Madani Berkelanjutan, a non-governmental organization, said that if palm oil is to become a main pillar of the Indonesian economy as the government is repeatedly saying, there was a need for major corrections in the management of the sector, not only to safeguard the environment, but also to spread the benefits more equitably.
“There must be major corrections if palm oil is to be beneficial in the truest context,” Mohammad Teguh Surya, Executive Director of Madani Berkelanjutan told a discussion on palm oil here on Wednesday (11/3).
He said that it would be impossible to now replace palm oil with another commodity. It would need time and would be costly. What can be done is that Palm oil should be better managed so that its benefits can be distributed well and evenly.
“If for example, palm oil is trusted as as a source for future economic growth, that will replace oil and gas, then there should be a serious correction on its management,” he said.
Teguh said that a one-year study conducted by Madani, the results of which was announced at the same occasion, showed that there were much improvements to be made in the management of the palm oil sector.
“I could be that palm oil has so far been beneficial, but only to business units, entrepreneurs and land owners,” Teguh said, adding that this was only one of the aspects to be remediated when putting order in to the management of the palm oil sector.

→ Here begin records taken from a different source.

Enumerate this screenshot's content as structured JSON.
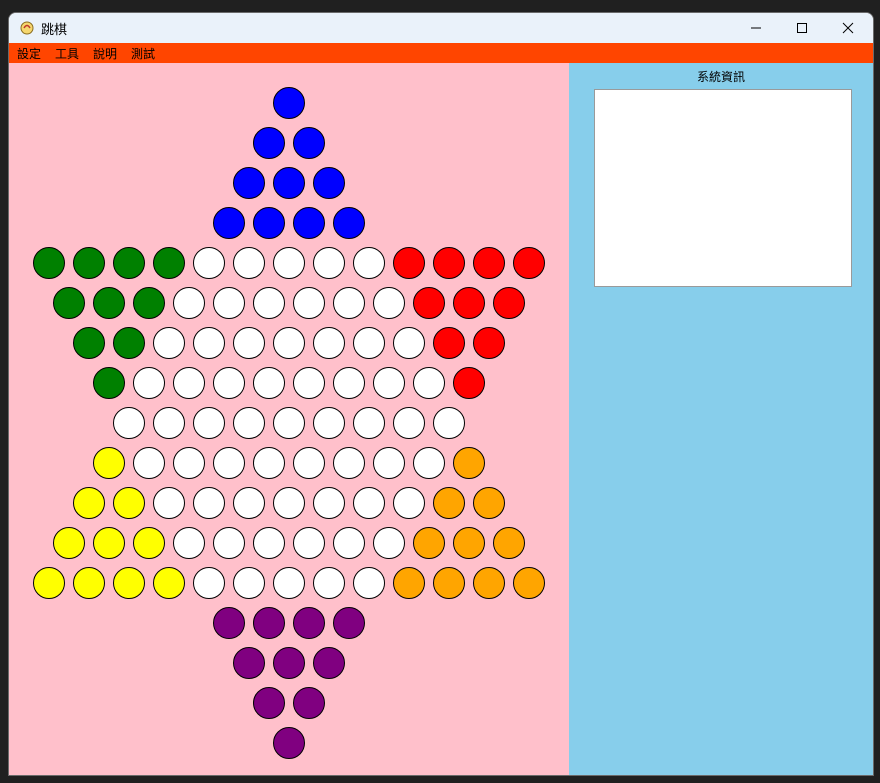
{
  "window": {
    "title": "跳棋",
    "controls": [
      "minimize-icon",
      "maximize-icon",
      "close-icon"
    ]
  },
  "menu": {
    "items": [
      {
        "label": "設定"
      },
      {
        "label": "工具"
      },
      {
        "label": "說明"
      },
      {
        "label": "測試"
      }
    ]
  },
  "colors": {
    "board_bg": "#ffc0cb",
    "panel_bg": "#87ceeb",
    "menu_bg": "#ff4500",
    "blue": "#0000ff",
    "green": "#008000",
    "red": "#ff0000",
    "yellow": "#ffff00",
    "orange": "#ffa500",
    "purple": "#800080",
    "empty": "#ffffff"
  },
  "info_panel": {
    "title": "系統資訊",
    "content": ""
  },
  "board": {
    "legend": "B=blue, G=green, R=red, Y=yellow, O=orange, P=purple, E=empty",
    "rows": [
      "B",
      "BB",
      "BBB",
      "BBBB",
      "GGGGEEEEERRRR",
      "GGGEEEEEERRR",
      "GGEEEEEEERR",
      "GEEEEEEEER",
      "EEEEEEEEE",
      "YEEEEEEEEO",
      "YYEEEEEEEOO",
      "YYYEEEEEEOOO",
      "YYYYEEEEEOOOO",
      "PPPP",
      "PPP",
      "PP",
      "P"
    ]
  }
}
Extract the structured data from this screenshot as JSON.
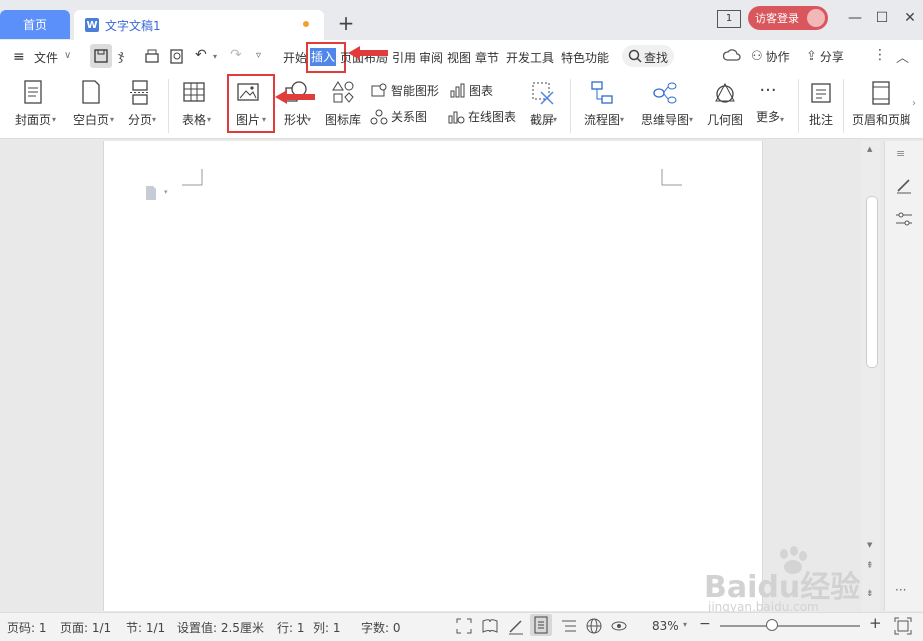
{
  "tabs": {
    "home": "首页",
    "document": "文字文稿1",
    "doc_icon": "W"
  },
  "titlebar": {
    "window_count": "1",
    "login": "访客登录"
  },
  "menu": {
    "file": "文件",
    "items": [
      "开始",
      "插入",
      "页面布局",
      "引用",
      "审阅",
      "视图",
      "章节",
      "开发工具",
      "特色功能"
    ],
    "search": "查找",
    "collab": "协作",
    "share": "分享",
    "active_tab": "插入"
  },
  "ribbon": {
    "cover": "封面页",
    "blank": "空白页",
    "pagebreak": "分页",
    "table": "表格",
    "picture": "图片",
    "shape": "形状",
    "iconlib": "图标库",
    "smartart": "智能图形",
    "chart": "图表",
    "relation": "关系图",
    "onlinechart": "在线图表",
    "screenshot": "截屏",
    "flowchart": "流程图",
    "mindmap": "思维导图",
    "geometry": "几何图",
    "more": "更多",
    "comment": "批注",
    "header_footer": "页眉和页脚"
  },
  "status": {
    "page_num": "页码: 1",
    "pages": "页面: 1/1",
    "section": "节: 1/1",
    "setting": "设置值: 2.5厘米",
    "row": "行: 1",
    "col": "列: 1",
    "words": "字数: 0",
    "zoom": "83%",
    "zoom_level": 0.83
  },
  "watermark": {
    "brand": "Baidu经验",
    "url": "jingyan.baidu.com"
  },
  "colors": {
    "accent": "#4f86e8",
    "highlight": "#e03c3c",
    "home_tab": "#5b8ff9",
    "login": "#d9575c"
  }
}
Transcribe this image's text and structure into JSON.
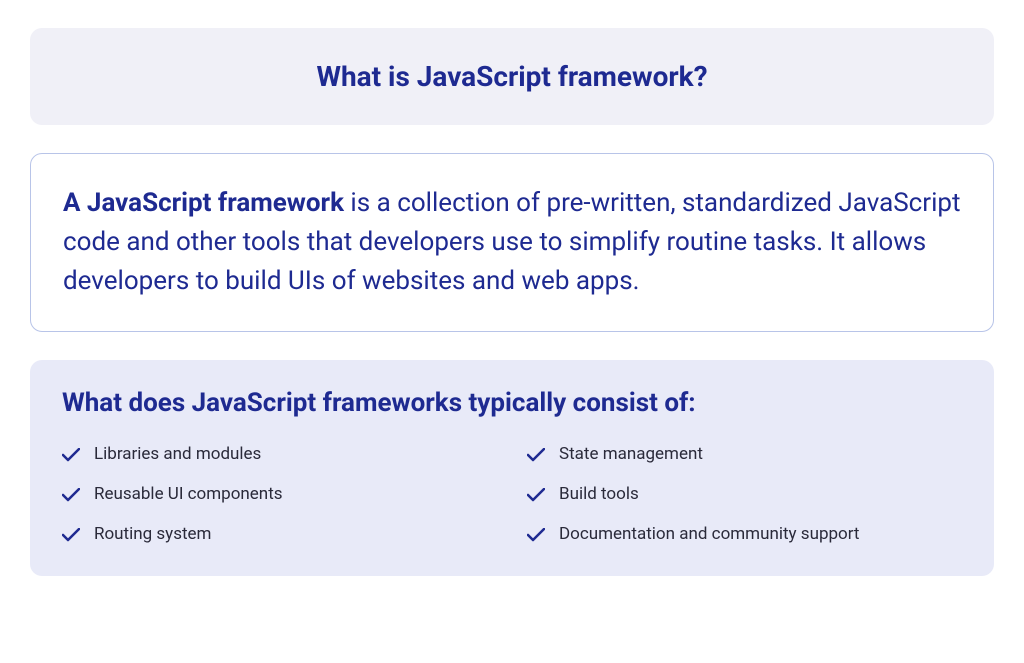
{
  "header": {
    "title": "What is JavaScript framework?"
  },
  "definition": {
    "bold": "A JavaScript framework",
    "text": " is a collection of pre-written, standardized JavaScript code and other tools that developers use to simplify routine tasks. It allows developers to build UIs of websites and web apps."
  },
  "components": {
    "title": "What does JavaScript frameworks typically consist of:",
    "items_left": [
      "Libraries and modules",
      "Reusable UI components",
      "Routing system"
    ],
    "items_right": [
      "State management",
      "Build tools",
      "Documentation and community support"
    ]
  },
  "colors": {
    "primary": "#1e2a91",
    "header_bg": "#f0f0f7",
    "components_bg": "#e8eaf8",
    "border": "#b8c4e8",
    "text_dark": "#2a2a3a"
  }
}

Detailing the findings of the Madani Berkelanjutan study, the group’s Palm Oil Program Officer Trias Fetra Ramadhan said that from the ten provinces with the highest growth in oil palm plantation development, only three had rural communities with a high level of welfare — Riau, East Kalimantan and Jambi.
“But this high level of welfare in villages in these three provinces is not only due to palm oil,” Trias said, adding that in Riau and East Kalimantan the biggest contributors to welfare were rubber and coconut while for Jambi they were rubber and cinnamon.
He said that the percentage of villages with oil palm plantations were 42 percent of Riau’s 1,875 village, in East Kalimantan was at 27.2 percent of 841 villages and in Jambi 22.8 percent of 1,399 villages.
He also said that official data showed that the top five provinces with the highest oil palm expansion rate, only two — Central Kalimantan and North Sumatra which had commensurate regional economic growth.
“Efforts to make communities prosper in a region can be done with a focus of equalizing a number of commodities so that palm oil and other plantation commodities can become contributors and substitute sources of economy in the region in the face of the fluctuating markets,” Trias said.
Teguh said that a number of findings from the Madani study showed that in Indonesia, the rapid expansion rate of oil palm plantation was not correlated to productivity, and that although a large part of the palm oil plantation industry was in the hands of small farmers, their productivity was low and therefore their contribution weak.
“These are real problems, there is clearly an imbalance, Teguh said.
Although very profitable and said to be beneficial to the economy, the palm oil sector was not dominated by the state but rather by the private sector. The question then arose, to whom are all the laws, regulations and policies directed at in the palm oil sector? These arrangements at the end, would only help develop the palm sector not for the benefit of the state and by that, the people, but only for a handful of parties in the private sector.
No less important an issue that needed to be addressed urgently, Teguh said, was the absence of accurate data, especially on smallholders and concessions.
In another research conducted by Madani in collaboration with katadata.co.id, found that about 97 percent of smallholders were autodidacts and had received no guidance whatsoever, and 54 percent used non-certified seedlings. Therefore, productivity remained low at less than one ton per hectare per month.
The research also showed that 73 percent of the farmers sold their fresh fruit bunch production to middlemen not directly to the mills. Seventy-nine percent of farmers also did possess land certificate or titles and 71 percent of the smallholders were not part of farmer organizations. Access to certification as well as assistance and funding requires farmers to be organized in groups.
In the context of such an important business, “How can smallholders proceed on their own?” questioned Teguh.
“Why must there be serious correction? It is so that palm oil can become beneficial in the truest context,” Teguh added.